** Opening Supplied data block **

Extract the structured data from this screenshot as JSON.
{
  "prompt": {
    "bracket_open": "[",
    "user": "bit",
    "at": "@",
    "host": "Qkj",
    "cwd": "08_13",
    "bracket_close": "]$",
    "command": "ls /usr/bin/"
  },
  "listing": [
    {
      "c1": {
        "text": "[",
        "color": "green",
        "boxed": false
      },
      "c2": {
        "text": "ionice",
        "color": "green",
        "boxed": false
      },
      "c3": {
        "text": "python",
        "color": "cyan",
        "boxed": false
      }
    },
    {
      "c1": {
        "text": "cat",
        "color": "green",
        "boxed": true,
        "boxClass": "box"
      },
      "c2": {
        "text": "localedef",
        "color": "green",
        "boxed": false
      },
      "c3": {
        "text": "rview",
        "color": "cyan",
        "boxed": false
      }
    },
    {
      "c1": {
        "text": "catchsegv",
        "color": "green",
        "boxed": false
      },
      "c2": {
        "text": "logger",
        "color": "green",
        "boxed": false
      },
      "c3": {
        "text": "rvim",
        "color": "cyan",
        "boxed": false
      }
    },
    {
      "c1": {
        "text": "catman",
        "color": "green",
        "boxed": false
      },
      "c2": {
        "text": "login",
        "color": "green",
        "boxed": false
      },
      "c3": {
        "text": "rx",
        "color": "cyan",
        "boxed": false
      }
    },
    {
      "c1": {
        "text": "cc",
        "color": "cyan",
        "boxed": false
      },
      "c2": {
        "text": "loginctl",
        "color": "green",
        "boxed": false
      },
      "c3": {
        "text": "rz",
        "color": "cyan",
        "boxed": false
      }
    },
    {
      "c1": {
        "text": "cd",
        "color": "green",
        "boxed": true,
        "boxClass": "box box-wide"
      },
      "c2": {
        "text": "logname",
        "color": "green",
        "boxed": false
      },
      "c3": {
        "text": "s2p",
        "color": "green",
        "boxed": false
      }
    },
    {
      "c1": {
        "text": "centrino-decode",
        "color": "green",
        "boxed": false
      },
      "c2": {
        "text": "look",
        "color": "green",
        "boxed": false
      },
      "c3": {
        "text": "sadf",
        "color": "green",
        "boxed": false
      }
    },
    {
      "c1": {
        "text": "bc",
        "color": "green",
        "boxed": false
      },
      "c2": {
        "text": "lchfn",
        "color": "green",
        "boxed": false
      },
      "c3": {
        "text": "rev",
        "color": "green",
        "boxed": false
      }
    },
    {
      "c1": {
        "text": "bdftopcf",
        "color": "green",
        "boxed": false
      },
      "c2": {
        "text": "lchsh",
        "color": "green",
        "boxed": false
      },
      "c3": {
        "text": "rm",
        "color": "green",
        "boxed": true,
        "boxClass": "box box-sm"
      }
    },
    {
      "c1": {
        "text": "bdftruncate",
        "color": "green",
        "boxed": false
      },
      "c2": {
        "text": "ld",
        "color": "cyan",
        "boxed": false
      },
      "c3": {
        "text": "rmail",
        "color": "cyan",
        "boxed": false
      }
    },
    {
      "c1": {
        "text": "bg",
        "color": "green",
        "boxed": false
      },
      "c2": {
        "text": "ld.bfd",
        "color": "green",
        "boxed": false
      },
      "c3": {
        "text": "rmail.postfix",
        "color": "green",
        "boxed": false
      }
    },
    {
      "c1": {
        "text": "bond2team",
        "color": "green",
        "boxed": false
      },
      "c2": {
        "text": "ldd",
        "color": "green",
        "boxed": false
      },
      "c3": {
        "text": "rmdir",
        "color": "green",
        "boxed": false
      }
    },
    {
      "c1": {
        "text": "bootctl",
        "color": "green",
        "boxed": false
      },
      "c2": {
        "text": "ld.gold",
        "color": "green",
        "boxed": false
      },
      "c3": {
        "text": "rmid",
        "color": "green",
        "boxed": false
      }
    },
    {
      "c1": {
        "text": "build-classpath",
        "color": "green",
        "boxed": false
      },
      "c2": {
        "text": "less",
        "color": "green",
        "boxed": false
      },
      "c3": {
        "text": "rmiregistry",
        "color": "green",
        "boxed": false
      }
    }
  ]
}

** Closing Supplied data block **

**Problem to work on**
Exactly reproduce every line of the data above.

**Answer for the task**
Extract the structured data from this screenshot as JSON.
{
  "prompt": {
    "bracket_open": "[",
    "user": "bit",
    "at": "@",
    "host": "Qkj",
    "cwd": "08_13",
    "bracket_close": "]$",
    "command": "ls /usr/bin/"
  },
  "listing": [
    {
      "c1": {
        "text": "[",
        "color": "green",
        "boxed": false
      },
      "c2": {
        "text": "ionice",
        "color": "green",
        "boxed": false
      },
      "c3": {
        "text": "python",
        "color": "cyan",
        "boxed": false
      }
    },
    {
      "c1": {
        "text": "cat",
        "color": "green",
        "boxed": true,
        "boxClass": "box"
      },
      "c2": {
        "text": "localedef",
        "color": "green",
        "boxed": false
      },
      "c3": {
        "text": "rview",
        "color": "cyan",
        "boxed": false
      }
    },
    {
      "c1": {
        "text": "catchsegv",
        "color": "green",
        "boxed": false
      },
      "c2": {
        "text": "logger",
        "color": "green",
        "boxed": false
      },
      "c3": {
        "text": "rvim",
        "color": "cyan",
        "boxed": false
      }
    },
    {
      "c1": {
        "text": "catman",
        "color": "green",
        "boxed": false
      },
      "c2": {
        "text": "login",
        "color": "green",
        "boxed": false
      },
      "c3": {
        "text": "rx",
        "color": "cyan",
        "boxed": false
      }
    },
    {
      "c1": {
        "text": "cc",
        "color": "cyan",
        "boxed": false
      },
      "c2": {
        "text": "loginctl",
        "color": "green",
        "boxed": false
      },
      "c3": {
        "text": "rz",
        "color": "cyan",
        "boxed": false
      }
    },
    {
      "c1": {
        "text": "cd",
        "color": "green",
        "boxed": true,
        "boxClass": "box box-wide"
      },
      "c2": {
        "text": "logname",
        "color": "green",
        "boxed": false
      },
      "c3": {
        "text": "s2p",
        "color": "green",
        "boxed": false
      }
    },
    {
      "c1": {
        "text": "centrino-decode",
        "color": "green",
        "boxed": false
      },
      "c2": {
        "text": "look",
        "color": "green",
        "boxed": false
      },
      "c3": {
        "text": "sadf",
        "color": "green",
        "boxed": false
      }
    },
    {
      "c1": {
        "text": "bc",
        "color": "green",
        "boxed": false
      },
      "c2": {
        "text": "lchfn",
        "color": "green",
        "boxed": false
      },
      "c3": {
        "text": "rev",
        "color": "green",
        "boxed": false
      }
    },
    {
      "c1": {
        "text": "bdftopcf",
        "color": "green",
        "boxed": false
      },
      "c2": {
        "text": "lchsh",
        "color": "green",
        "boxed": false
      },
      "c3": {
        "text": "rm",
        "color": "green",
        "boxed": true,
        "boxClass": "box box-sm"
      }
    },
    {
      "c1": {
        "text": "bdftruncate",
        "color": "green",
        "boxed": false
      },
      "c2": {
        "text": "ld",
        "color": "cyan",
        "boxed": false
      },
      "c3": {
        "text": "rmail",
        "color": "cyan",
        "boxed": false
      }
    },
    {
      "c1": {
        "text": "bg",
        "color": "green",
        "boxed": false
      },
      "c2": {
        "text": "ld.bfd",
        "color": "green",
        "boxed": false
      },
      "c3": {
        "text": "rmail.postfix",
        "color": "green",
        "boxed": false
      }
    },
    {
      "c1": {
        "text": "bond2team",
        "color": "green",
        "boxed": false
      },
      "c2": {
        "text": "ldd",
        "color": "green",
        "boxed": false
      },
      "c3": {
        "text": "rmdir",
        "color": "green",
        "boxed": false
      }
    },
    {
      "c1": {
        "text": "bootctl",
        "color": "green",
        "boxed": false
      },
      "c2": {
        "text": "ld.gold",
        "color": "green",
        "boxed": false
      },
      "c3": {
        "text": "rmid",
        "color": "green",
        "boxed": false
      }
    },
    {
      "c1": {
        "text": "build-classpath",
        "color": "green",
        "boxed": false
      },
      "c2": {
        "text": "less",
        "color": "green",
        "boxed": false
      },
      "c3": {
        "text": "rmiregistry",
        "color": "green",
        "boxed": false
      }
    }
  ]
}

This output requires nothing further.